I’ve contemplated the idea of sharing my thoughts about this topic for some time now – not sure whether I should or even could piece words together well enough to produce anything worth reading. This is mostly because I am still learning. I am discovering that it is possible to walk away from a careful study of Scripture and come away with a host of differing interpretations, and that I am not exempt from error. Not only that, but people who think differently from me can also be right.
I also must admit that I have some concerns (that border on fear) in sharing my thoughts. First, I worry that I will be misunderstood and even rejected by people I consider friends. Second, that I will become the victim of assumptions regarding my sexual status. I am a single heterosexual woman who desires to remain single indefinitely (I know that’s rare). I believe that God’s call for me is celibacy and I embrace that and celebrate being a happy and fulfilled single woman. As a woman for whom this is true, I risk being attacked by unwarranted assumptions and conclusions that many may draw regarding my sexual orientation. This is not because I frown upon those who are gay/lesbian, rather because of my utter dislike for assumption and misrepresentation. A third concern is that I will hurt those who read or that my thoughts may be misconstrued – my apologies in advance. And finally, I can’t help but consider that I will be misunderstood or have some distance placed between me and my fellow African American sisters/brothers because of what I say or refrain from saying in this brief space.
Earlier this year I wrote a letter to the Covenant Companion exhorting my beloved denomination to have open hearts and open arms to our gay and lesbian brothers and sisters. I wept when I read the “first person” letters of response in the September, 2010 issue of the Companion. The pain reflected in them haunts me. I keep thinking of words written about Jesus that applies to those families: “He came to his own and his own did not receive him.”
I am not new to the question of welcoming lesbian and gays into the fellowship of the Church. I am a retired Covenant Pastor. My father was a Covenant Pastor. His father was a Covenant layperson; his father came from Sweden and was a founding member of a Covenant Church. Because I am a “work in progress” I thought it might be helpful to the Covenant family if I shared my own journey through the maze of human sexuality. I’m sure it is not the same for everyone. Each of our journeys is different, yet I suspect there are threads in the journey that bind us together. Continue reading Ralph Sturdy: “My Journey Through the Maze of Human Sexuality”→
My name is Rick Sindt and I am a sophomore at North Park University, where I am currently pursuing an Art and Psychology double major. I grew up in a small town south east of the Twin Cities, in Minnesota, along the Mississippi River.

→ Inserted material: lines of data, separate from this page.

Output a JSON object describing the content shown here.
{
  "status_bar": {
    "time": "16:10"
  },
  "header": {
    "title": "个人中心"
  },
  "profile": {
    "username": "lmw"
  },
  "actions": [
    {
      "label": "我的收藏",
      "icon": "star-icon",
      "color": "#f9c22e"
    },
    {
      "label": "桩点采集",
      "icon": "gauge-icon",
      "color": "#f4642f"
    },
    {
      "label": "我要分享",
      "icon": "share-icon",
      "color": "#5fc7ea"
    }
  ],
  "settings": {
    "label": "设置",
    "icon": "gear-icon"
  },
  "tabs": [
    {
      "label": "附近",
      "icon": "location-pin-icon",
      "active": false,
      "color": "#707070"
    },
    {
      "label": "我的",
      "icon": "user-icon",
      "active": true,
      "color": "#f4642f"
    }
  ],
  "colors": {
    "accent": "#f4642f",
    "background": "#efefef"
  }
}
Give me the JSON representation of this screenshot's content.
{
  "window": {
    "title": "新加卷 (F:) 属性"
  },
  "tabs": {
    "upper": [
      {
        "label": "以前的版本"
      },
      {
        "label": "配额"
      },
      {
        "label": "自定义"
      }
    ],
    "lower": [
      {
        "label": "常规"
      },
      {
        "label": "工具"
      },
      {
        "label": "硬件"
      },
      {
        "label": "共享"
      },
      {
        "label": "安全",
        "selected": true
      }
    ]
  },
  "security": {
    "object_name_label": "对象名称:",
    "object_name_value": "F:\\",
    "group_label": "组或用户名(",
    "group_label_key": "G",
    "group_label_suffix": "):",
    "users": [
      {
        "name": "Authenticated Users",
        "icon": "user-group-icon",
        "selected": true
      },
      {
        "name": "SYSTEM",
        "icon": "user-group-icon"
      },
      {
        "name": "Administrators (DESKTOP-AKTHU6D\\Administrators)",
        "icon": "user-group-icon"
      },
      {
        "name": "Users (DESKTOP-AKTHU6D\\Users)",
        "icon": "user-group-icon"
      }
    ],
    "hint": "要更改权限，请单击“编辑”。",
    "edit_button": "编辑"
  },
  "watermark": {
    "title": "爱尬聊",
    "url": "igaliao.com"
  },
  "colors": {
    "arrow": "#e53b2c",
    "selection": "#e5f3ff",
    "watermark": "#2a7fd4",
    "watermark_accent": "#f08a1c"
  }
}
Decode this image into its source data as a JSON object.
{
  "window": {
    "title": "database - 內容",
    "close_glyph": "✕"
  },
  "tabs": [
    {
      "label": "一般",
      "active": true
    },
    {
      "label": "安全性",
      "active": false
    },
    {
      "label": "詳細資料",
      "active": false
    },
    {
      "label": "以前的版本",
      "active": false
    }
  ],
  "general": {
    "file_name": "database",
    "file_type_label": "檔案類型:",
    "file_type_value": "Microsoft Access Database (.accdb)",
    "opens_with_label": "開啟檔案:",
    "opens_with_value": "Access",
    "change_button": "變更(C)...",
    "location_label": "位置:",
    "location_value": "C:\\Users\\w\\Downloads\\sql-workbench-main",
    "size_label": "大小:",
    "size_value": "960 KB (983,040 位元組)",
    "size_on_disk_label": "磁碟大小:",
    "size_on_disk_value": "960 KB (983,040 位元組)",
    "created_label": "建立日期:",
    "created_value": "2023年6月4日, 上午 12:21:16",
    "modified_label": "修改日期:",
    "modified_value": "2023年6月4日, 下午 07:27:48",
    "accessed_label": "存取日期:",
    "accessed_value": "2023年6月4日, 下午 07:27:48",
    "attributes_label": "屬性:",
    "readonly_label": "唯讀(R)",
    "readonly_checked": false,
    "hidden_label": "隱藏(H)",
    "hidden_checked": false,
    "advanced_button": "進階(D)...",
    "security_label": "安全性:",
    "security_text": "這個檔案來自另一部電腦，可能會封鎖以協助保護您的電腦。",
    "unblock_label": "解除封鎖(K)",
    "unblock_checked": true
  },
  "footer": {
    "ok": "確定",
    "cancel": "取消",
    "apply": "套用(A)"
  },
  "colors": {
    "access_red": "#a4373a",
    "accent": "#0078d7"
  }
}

I grew up with two loving parents and one brother. We lived in the country and always had an assortment of animals around ranging from barn cats to sled dog teams. I have a large extended family and I grew up much like any other boy. This past fall I started the process of coming out.
What has surprised me the most about coming out is that when I come out to people I am not given space to be me. People who I come out to still hold me to the image they had of me as a heterosexual, or they expect me to become their preconceived notion of who a gay man is. I first started telling people in September of 2010. The first person I told was one of my closest friends. I decided to tell her because she continued to ask me about girl interests in my life. I grew tired of putting on a charade, I felt like I was living a lie, and I knew the only way to liberate myself from that feeling was to name my sexuality to someone. She handled it well and graciously. At the time she was alone with me in this journey and it was difficult for her to be the only one who knew. I was finally willing to talk about my sexuality with someone and I talked about it persistently. Continue reading Rick Sindt: “A Little Space”→
Members and friends of the Evangelical Covenant Church in favor of a more inclusive church!